WHAT TO WORK ON: Go through the data and report each line that holds the string "person".

**********

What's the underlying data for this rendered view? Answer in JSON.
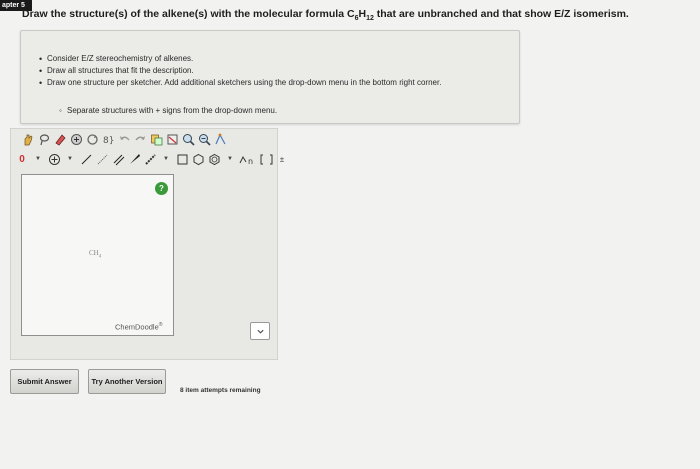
{
  "header": {
    "chapter_label": "apter 5"
  },
  "question": {
    "text_before": "Draw the structure(s) of the alkene(s) with the molecular formula C",
    "sub1": "6",
    "text_mid": "H",
    "sub2": "12",
    "text_after": " that are unbranched and that show E/Z isomerism."
  },
  "instructions": {
    "items": [
      "Consider E/Z stereochemistry of alkenes.",
      "Draw all structures that fit the description.",
      "Draw one structure per sketcher. Add additional sketchers using the drop-down menu in the bottom right corner."
    ],
    "sub_item": "Separate structures with + signs from the drop-down menu."
  },
  "sketcher": {
    "help_label": "?",
    "canvas_text_main": "CH",
    "canvas_text_sub": "4",
    "logo": "ChemDoodle",
    "logo_mark": "®",
    "toolbar_zero": "0",
    "toolbar_n": "n"
  },
  "actions": {
    "submit_label": "Submit Answer",
    "try_label": "Try Another Version",
    "attempts_text": "8 item attempts remaining"
  },
  "colors": {
    "help": "#3a9a3a",
    "background": "#f2f2f0"
  }
}
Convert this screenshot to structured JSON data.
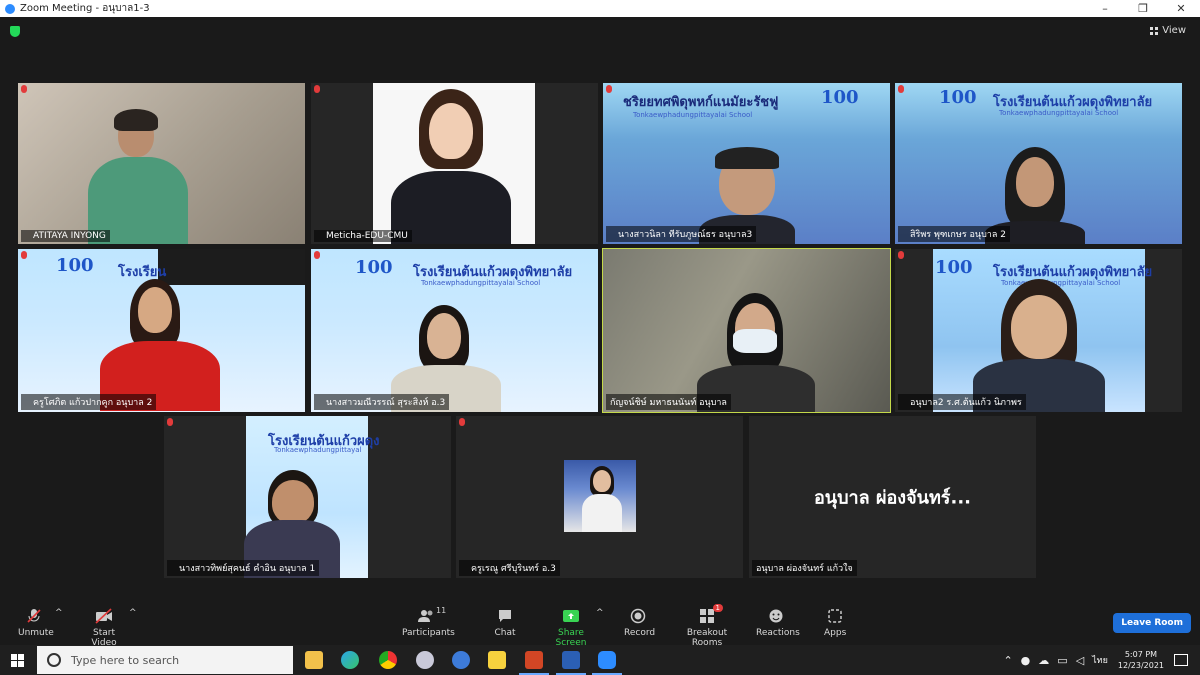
{
  "window": {
    "title": "Zoom Meeting - อนุบาล1-3",
    "view_label": "View"
  },
  "tiles": [
    {
      "name": "ATITAYA INYONG",
      "muted": true
    },
    {
      "name": "Meticha-EDU-CMU",
      "muted": true
    },
    {
      "name": "นางสาวนิลา ทีรับภูษณ์ธร อนุบาล3",
      "muted": true,
      "banner_text": "ชริยยทศพิดุพหก์แนมัยะรัชฟู",
      "banner_sub": "Tonkaewphadungpittayalai School"
    },
    {
      "name": "สิริพร พุฑเกษร อนุบาล 2",
      "muted": true,
      "banner_text": "โรงเรียนต้นแก้วผดุงพิทยาลัย",
      "banner_sub": "Tonkaewphadungpittayalai School"
    },
    {
      "name": "ครูโศภิต แก้วปากคูก อนุบาล 2",
      "muted": true,
      "banner_text": "โรงเรียน"
    },
    {
      "name": "นางสาวมณีวรรณ์ สุระสิงห์ อ.3",
      "muted": true,
      "banner_text": "โรงเรียนต้นแก้วผดุงพิทยาลัย",
      "banner_sub": "Tonkaewphadungpittayalai School"
    },
    {
      "name": "กัญจน์ชิษ์ มหาธนนันท์ อนุบาล",
      "muted": false,
      "active": true
    },
    {
      "name": "อนุบาล2 ร.ศ.ต้นแก้ว นิภาพร",
      "muted": true,
      "banner_text": "โรงเรียนต้นแก้วผดุงพิทยาลัย",
      "banner_sub": "Tonkaewphadungpittayalai School"
    },
    {
      "name": "นางสาวทิพย์สุคนธ์ คำอิน อนุบาล 1",
      "muted": true,
      "banner_text": "โรงเรียนต้นแก้วผดุง",
      "banner_sub": "Tonkaewphadungpittayal"
    },
    {
      "name": "ครูเรณู ศรีบุรินทร์ อ.3",
      "muted": true
    },
    {
      "name": "อนุบาล ผ่องจันทร์ แก้วใจ",
      "muted": false,
      "display": "อนุบาล ผ่องจันทร์..."
    }
  ],
  "logo_text": "100",
  "toolbar": {
    "unmute": "Unmute",
    "start_video": "Start Video",
    "participants": "Participants",
    "participants_count": "11",
    "chat": "Chat",
    "share_screen": "Share Screen",
    "record": "Record",
    "breakout_rooms": "Breakout Rooms",
    "breakout_badge": "1",
    "reactions": "Reactions",
    "apps": "Apps",
    "leave": "Leave Room"
  },
  "taskbar": {
    "search_placeholder": "Type here to search",
    "lang": "ไทย",
    "time": "5:07 PM",
    "date": "12/23/2021"
  },
  "colors": {
    "accent": "#2d8cff",
    "leave": "#1e6fd9",
    "share": "#39d353",
    "active_border": "#c4d94a",
    "mute": "#e23b3b"
  }
}
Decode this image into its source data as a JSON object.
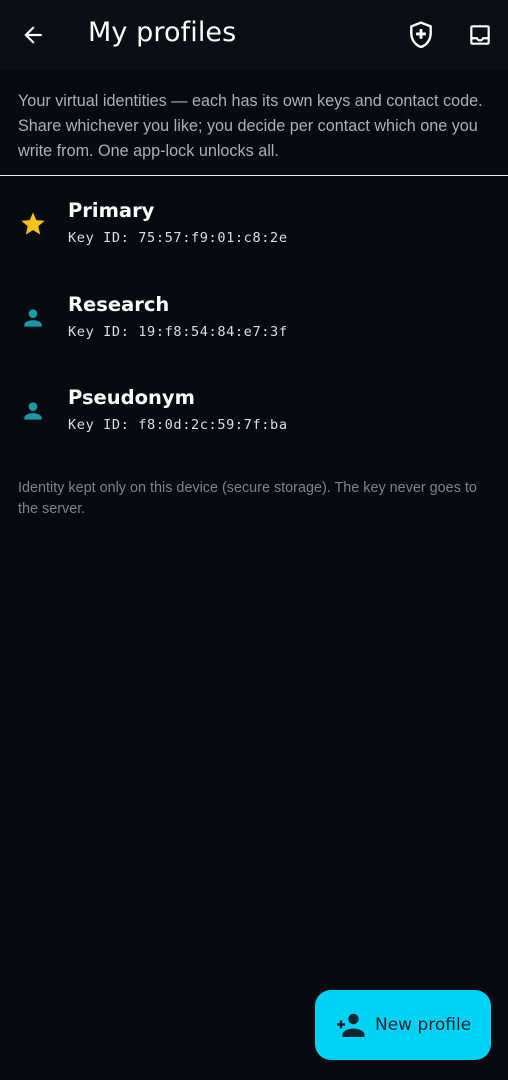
{
  "appbar": {
    "title": "My profiles",
    "icons": {
      "back": "arrow-back-icon",
      "shield": "shield-plus-icon",
      "inbox": "inbox-icon"
    }
  },
  "intro": {
    "text": "Your virtual identities — each has its own keys and contact code. Share whichever you like; you decide per contact which one you write from. One app-lock unlocks all."
  },
  "profiles": [
    {
      "name": "Primary",
      "key": "Key ID: 75:57:f9:01:c8:2e",
      "icon": "star-icon"
    },
    {
      "name": "Research",
      "key": "Key ID: 19:f8:54:84:e7:3f",
      "icon": "person-icon"
    },
    {
      "name": "Pseudonym",
      "key": "Key ID: f8:0d:2c:59:7f:ba",
      "icon": "person-icon"
    }
  ],
  "footnote": "Identity kept only on this device (secure storage). The key never goes to the server.",
  "fab": {
    "label": "New profile",
    "icon": "person-add-icon"
  },
  "colors": {
    "background": "#070b0f",
    "appbar": "#0b0f13",
    "accent": "#00d2f6",
    "star": "#f6c21a",
    "person": "#1a98a8"
  }
}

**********

REPLY TO THE EXERCISE:
      "icon": "person-icon"
      "icon": "person-icon"
    "icon": "person-add-icon"
    "person": "#1a98a8"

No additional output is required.